Susan R. Peck, PhD
Roy S. Herbst, MD, PhD
Chief of Medical Oncology
Associate Director, Translational Research, Yale Comprehensive Cancer Center
Smilow Cancer Hospital at Yale-New Haven, Yale School of Medicine
New Haven, CT
Ignacio I. Wistuba, MD
Jay and Lori Eissenberg Professor in Lung Cancer, Director of the Thoracic Molecular Pathology Lab,
Departments of Pathology and Thoracic/Head & Neck
The University of Texas MD Anderson Cancer Center, Houston, TX
One of the themes at the 13th International Lung Cancer Congress in Huntington Beach, California, last July was the personalization of therapy based on rapidly increasing knowledge of the molecular profile of individual lung cancers. While the number of known mutations and matching targeted agents is relatively limited at present, clinical trials are being designed to identify effective therapies for specific mutations more efficiently. One such study is BATTLE-2, a biomarker-driven trial for patients with metastatic lung cancer. Roy S. Herbst, MD, PhD, and Ignacio I. Wistuba, MD, two of the principal investigators, discussed the study with OncologyLive.
What is BATTLE-2 and why is it important?
The BATTLE-2 trial is a study that is designed to understand how tissue biomarkers predict who will respond to targeted therapy or targeted therapy combinations. The idea behind BATTLE is that every patient gets a biopsy at the time of their treatment so that it reflects the mutational status and biomarker status of their tumor, and then that information is used to put them onto one of four arms of the trial. In this case, the trial has an EGFR inhibitor (erlotinib); an inhibitor of Ras, Raf, and other [signaling molecules] (sorafenib); a combination of erlotinib plus an Akt inhibitor (MK-2206), which is thought to overcome EGFR resistance; and a combination to target KRAS
,⎯a MEK inhibitor (AZD6244) plus an Akt inhibitor (MK-2206).
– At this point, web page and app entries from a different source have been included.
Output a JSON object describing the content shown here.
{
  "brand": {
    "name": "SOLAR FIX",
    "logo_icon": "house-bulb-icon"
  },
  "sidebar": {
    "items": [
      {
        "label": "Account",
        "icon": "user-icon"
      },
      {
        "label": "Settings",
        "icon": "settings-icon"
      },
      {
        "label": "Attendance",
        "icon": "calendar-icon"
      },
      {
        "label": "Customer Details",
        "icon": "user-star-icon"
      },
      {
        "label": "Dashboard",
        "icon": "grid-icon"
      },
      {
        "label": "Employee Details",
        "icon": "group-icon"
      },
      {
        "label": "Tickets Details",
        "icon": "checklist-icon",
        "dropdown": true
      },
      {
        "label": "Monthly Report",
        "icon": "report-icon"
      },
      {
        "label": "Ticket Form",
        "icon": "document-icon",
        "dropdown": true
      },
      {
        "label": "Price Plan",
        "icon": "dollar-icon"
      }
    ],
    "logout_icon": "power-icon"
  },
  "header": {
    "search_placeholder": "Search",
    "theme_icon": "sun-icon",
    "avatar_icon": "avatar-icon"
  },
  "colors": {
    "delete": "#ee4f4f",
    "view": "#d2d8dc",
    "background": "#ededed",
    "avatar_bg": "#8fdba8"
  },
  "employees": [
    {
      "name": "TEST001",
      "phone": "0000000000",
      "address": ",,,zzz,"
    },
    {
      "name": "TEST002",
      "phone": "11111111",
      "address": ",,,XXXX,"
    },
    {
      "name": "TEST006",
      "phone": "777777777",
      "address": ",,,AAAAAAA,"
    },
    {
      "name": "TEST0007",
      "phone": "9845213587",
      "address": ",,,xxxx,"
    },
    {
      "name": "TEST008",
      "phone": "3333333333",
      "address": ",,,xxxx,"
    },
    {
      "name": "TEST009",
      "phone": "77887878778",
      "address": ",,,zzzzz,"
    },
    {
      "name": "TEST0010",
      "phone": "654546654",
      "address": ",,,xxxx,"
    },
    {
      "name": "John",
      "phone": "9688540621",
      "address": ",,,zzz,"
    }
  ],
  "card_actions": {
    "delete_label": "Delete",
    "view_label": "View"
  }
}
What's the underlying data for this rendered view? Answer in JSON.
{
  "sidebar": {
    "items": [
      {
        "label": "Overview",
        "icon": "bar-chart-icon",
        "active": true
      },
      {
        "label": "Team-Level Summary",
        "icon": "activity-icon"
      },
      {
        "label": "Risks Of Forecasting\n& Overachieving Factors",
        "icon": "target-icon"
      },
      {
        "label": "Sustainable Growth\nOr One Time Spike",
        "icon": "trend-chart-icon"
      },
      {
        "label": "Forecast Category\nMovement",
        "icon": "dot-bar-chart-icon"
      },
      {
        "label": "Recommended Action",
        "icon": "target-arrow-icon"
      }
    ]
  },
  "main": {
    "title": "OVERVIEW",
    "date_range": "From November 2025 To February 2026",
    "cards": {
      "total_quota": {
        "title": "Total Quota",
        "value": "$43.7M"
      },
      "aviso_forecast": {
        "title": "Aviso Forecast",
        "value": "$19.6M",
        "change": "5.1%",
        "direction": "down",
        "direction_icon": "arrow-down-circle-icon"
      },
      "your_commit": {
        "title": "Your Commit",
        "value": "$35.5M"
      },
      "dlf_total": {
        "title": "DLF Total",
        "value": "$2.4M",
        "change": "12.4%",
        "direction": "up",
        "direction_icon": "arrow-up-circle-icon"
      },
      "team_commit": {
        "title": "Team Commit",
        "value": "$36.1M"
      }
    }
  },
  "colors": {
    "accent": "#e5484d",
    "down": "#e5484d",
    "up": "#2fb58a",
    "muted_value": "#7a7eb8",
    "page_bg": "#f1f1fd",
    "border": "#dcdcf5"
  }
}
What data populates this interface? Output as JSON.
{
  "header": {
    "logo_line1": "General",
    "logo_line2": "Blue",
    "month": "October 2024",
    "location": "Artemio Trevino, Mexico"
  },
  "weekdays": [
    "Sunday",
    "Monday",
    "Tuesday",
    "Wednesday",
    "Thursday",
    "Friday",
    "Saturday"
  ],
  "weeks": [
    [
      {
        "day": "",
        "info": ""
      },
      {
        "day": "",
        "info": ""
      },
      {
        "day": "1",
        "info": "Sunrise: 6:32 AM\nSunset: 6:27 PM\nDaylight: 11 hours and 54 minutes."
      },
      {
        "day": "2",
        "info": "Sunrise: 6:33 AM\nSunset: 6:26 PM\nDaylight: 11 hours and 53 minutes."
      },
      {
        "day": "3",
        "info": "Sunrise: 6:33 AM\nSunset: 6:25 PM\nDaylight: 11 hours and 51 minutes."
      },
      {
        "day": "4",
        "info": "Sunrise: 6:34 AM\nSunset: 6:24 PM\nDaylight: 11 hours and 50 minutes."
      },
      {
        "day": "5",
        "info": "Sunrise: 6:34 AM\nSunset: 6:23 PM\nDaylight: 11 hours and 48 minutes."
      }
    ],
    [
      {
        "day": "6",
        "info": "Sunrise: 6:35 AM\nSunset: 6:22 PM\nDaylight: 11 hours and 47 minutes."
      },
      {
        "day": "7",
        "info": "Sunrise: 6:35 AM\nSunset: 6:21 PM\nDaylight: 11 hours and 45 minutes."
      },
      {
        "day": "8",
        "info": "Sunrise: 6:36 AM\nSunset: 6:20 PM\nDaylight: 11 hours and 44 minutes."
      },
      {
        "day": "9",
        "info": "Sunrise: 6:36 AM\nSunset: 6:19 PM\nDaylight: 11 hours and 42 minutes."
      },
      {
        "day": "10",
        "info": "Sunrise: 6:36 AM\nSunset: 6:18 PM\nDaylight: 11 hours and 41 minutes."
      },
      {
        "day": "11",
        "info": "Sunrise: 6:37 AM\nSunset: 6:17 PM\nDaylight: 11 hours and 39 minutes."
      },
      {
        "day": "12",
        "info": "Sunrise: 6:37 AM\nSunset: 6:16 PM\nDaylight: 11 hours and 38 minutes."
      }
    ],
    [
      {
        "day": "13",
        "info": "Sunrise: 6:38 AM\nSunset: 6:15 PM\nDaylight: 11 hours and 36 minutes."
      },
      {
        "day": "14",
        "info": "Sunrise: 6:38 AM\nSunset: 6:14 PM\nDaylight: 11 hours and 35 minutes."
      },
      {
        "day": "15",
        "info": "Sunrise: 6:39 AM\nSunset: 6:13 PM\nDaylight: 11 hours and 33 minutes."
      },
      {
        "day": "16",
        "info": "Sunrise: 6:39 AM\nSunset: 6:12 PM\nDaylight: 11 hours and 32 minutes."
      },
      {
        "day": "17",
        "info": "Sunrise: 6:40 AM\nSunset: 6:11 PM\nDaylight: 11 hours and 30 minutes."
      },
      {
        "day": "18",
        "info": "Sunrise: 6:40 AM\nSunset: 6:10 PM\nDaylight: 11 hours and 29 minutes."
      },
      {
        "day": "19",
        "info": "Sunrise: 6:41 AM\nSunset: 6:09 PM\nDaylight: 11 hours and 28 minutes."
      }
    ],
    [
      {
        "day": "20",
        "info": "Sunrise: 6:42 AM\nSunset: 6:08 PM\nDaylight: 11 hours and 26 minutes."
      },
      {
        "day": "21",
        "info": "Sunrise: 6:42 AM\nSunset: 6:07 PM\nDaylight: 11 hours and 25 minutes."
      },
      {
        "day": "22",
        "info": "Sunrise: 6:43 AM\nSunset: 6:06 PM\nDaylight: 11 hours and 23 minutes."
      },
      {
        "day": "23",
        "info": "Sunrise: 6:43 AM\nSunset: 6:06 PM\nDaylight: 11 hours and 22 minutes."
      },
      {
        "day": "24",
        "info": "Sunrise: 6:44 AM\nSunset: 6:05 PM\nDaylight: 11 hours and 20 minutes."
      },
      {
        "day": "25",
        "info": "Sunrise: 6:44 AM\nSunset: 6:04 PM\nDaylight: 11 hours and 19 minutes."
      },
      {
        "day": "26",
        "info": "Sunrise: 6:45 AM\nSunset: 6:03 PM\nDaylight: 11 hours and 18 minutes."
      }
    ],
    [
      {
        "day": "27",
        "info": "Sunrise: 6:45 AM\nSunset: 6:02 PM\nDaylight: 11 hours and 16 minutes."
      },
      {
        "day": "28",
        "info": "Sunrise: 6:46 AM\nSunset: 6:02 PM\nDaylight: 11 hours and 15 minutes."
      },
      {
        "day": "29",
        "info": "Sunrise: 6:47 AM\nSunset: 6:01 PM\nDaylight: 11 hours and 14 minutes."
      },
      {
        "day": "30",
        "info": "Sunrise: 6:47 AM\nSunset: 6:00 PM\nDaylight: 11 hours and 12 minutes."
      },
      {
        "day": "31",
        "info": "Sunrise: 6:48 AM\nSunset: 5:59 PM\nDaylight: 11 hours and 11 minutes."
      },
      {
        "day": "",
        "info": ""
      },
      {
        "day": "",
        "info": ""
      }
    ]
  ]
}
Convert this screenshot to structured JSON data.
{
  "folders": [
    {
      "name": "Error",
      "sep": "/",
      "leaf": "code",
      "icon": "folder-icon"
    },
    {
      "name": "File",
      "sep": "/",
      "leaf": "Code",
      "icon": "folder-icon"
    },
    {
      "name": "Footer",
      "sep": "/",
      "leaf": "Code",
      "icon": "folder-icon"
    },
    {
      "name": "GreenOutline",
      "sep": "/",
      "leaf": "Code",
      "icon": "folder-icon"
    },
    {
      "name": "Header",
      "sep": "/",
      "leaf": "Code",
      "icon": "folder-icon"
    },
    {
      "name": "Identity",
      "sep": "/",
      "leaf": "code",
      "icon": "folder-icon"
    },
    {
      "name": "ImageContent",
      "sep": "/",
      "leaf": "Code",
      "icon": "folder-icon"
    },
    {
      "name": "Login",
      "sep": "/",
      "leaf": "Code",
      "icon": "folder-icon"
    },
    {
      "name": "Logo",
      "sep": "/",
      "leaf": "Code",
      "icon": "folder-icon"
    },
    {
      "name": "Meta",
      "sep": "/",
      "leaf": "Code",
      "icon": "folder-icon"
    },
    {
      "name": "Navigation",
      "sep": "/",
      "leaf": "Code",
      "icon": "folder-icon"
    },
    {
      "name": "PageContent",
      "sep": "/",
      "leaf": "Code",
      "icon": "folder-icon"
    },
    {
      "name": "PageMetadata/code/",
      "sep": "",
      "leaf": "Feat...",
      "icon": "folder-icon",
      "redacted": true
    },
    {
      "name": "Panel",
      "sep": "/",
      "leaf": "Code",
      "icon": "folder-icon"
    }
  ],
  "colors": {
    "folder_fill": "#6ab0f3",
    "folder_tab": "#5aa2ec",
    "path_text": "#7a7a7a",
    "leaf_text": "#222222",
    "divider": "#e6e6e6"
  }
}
The way the BATTLE-2 trial works [is that] as soon as the patient has their new biopsy reflecting the tumor at the current time, it goes to Dr Wistuba’s lab. Within a week to 10 days his lab is able to provide a series of markers so we know what the profile is of that patient. Initially, the patients are equally randomized to each of the four arms, but as time goes by, as we learn how the marker profile predicts who does well, we start to adaptively randomize, meaning that they are more likely to get the arm that will benefit. So, this is an approach that the patients like because they’re not just being strictly randomized, but they’re being sorted based on their profile, and we’re learning. Dr Wistuba is also doing discovery work.Wistuba:
That’s the other important aspect—we use the information to assign the patients to the treatments, but we also use the tissue and the material that we have to potentially discover new things that could benefit future lung cancer patients. We are planning to take all this information and make clinical trials more specific based on what we are learning from these trials. So, it’s not just to assign patients based on the biomarker profile, but to discover new abnormalities in lung cancer that can help the entire field.Herbst:
Maybe 20%-30% of patients have a mutation or biomarker that can be used to give them a helpful therapy, but the other 70% don’t, so we’re going to learn by doing this work in a rigorous way with all the techniques that Dr Wistuba and his lab can employ. Dr Wistuba and I are doing this in collaboration with Dr Vassiliki Papadimitrakopoulou [University of Texas MD Anderson Cancer Center], and Dr J. Jack Lee [University of Texas MD Anderson Cancer Center]. We received an RO1 grant from the National Cancer Institute, so this is receiving peer-reviewed support.Wistuba:
We are also opening this at Yale, where Dr Herbst is now, so we’re going to show that this can be done in a multicenter way, because in the past it has been done at only one institution. By having this biopsy-driven trial in two places, I think this is also a step forward in the field.